Fortnightly Magazine - January 15 1997


Wholesale power transactions continue to grow. During 1995, utilities spent more than $58 billion on bulk power and, for the first time, investor-owned utilities spent more for electricity ($30 billion) than for fuel ($29 billion) to generate it. The reasons for the expansion can be traced to more aggressive marketing strategies by electric utilities, an increasingly competitive group of independent power providers, and the presence of power marketers as a formidable and growing group of power traders.

Expansion in wholesale markets is hardly new.

Pa. Looks at Gas Marketers

In two recent actions concerning natural gas marketers and brokers, the Pennsylvania Public Utility Commission (PUC) has proposed new policy to define its authority over marketing by the state's local distribution companies (LDCs) and their affiliates, plus a new rule requiring LDCs to set tariffed guidelines to ensure that marketers and brokers possess the financial and technical fitness necessary "to meet their contractual obligations" in transporting gas through LDC systems.

It stressed that it would not permit unreasonable discrimination in retail offerings (em whether by the LDC


Southern Communications Services, Inc., which recently entered the wireless communications market, has begun to market products and services under the name of its parent, Southern Company. Southern also is parent to Alabama Power, Georgia Power, Gulf Power, Mississippi Power, and Savannah Electric.

Gulf Power, meanwhile, signed a contract with Scientific-Atlanta, Inc. for two-way energy management applications. Some 40,000 homes will be fitted with the interactive systems over eight years.

Study Points Out M&A Difficulties

Utilities that participate in a merger are just a likely to find revenues shrinking as growing, according to a recent study of completed and pending M&A activity among U.S. utility and energy companies.

The study, "Energy Utility Perspectives (em Creating Value Through Mergers and Acquisitions," conducted by Mercer Management Consulting, examines 43 completed and 53 pending U.S. utility deals conducted between 1985 and 1995.

INGAA Sees Renewed Interest in LNG

A study procured by the INGAA Foundation (Interstate Natural Gas Association of America) finds a resurgence in use of liquefied natural gas (LNG) as a peak-shaving alternative for local distribution companies (LDCs).

The study, "The Use of Liquefied Natural Gas For Peaking Service," conducted by Stone & Webster Management Consultants, Inc., attributed a rise in the use of LNG plants for peak shaving to a deregulated environment (FERC Order 636, plus use of the "straight fixed-variable" rate design for gas pipeline capacity), which forces LDCs to assess their true capacity needs.

New Mexico To Write Off PUC

Voters in New Mexico have decided to abolish the New Mexico Public Utility Commission, as well as the New Mexico Corporation Commission.
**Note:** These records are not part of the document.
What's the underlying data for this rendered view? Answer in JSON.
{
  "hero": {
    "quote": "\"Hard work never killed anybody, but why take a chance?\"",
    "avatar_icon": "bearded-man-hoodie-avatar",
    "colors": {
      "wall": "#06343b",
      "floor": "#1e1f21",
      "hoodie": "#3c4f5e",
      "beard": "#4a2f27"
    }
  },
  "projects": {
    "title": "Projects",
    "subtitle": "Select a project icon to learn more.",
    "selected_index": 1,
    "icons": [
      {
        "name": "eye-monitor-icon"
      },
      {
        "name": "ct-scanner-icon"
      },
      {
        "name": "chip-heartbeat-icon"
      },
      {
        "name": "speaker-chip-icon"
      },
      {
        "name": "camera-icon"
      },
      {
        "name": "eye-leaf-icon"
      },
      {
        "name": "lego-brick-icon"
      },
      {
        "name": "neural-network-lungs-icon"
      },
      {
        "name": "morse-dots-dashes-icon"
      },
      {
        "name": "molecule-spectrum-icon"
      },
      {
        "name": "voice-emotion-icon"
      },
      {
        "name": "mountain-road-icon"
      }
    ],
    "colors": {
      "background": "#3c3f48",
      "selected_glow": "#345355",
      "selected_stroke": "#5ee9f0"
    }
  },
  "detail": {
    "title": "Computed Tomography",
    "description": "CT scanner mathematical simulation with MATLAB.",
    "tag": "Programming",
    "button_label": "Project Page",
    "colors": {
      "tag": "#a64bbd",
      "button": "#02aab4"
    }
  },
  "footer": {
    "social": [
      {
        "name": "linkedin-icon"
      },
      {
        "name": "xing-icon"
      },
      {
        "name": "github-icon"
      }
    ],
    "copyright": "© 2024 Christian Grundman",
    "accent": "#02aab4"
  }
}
The two agencies would be replaced by a five-member, Public Regulatory Commission, which would regulate electric, water, telephone, and insurance companies, plus natural gas and oil pipelines. t

Lori A. Burkhart is an associate legal editor of PUBLIC UTILITIES FORTNIGHTLY.


An oft-heard argument these days says that states with low-cost power should refrain from restructuring their electric utilities. This argument has gained credence in some states, where protectionists have used it to slow down the liberalization of electricity markets. The rationale is simple: Because the state would export its low-cost power, local consumers would lose. They would face higher electric prices than if their state had somehow confined its low-cost resources within its boundaries.

FERC Issues Long-Awaited Merger

More than a year and a half after commissioners Hoecker and Massey first raised eyebrows in various concurring and dissenting opinions by suggesting changes in the merger approval process for electric utilities, the Federal Energy Regulatory Commission (FERC) on December 18 issued Order 592, a "policy statement" designed to "update and clarify" the criteria it will use to ensure that mergers remain consistent with the public interest.

Backing away from the historical six-part merger approval test established in 1966 in the Commonwealth Edison case, the FERC announced that it would ap

EIA Predicts Further Nuclear Growth

According to a new report from the U.S. Energy Information Administration (EIA), nuclear power continued as an important source of electricity in 1995, accounting for 22 percent of total worldwide electric generation. The report, "Nuclear Power Generation and Fuel Cycle Report 1996," projects continued worldwide growth for nuclear plants in the near term, but uncertain long-term prospects.

Worldwide, nuclear plants generated

2,225 terawatt-hours in 1995, a four percent increase from 1994 (one terawatt equals 1000 gigawatts, or one million megawatts).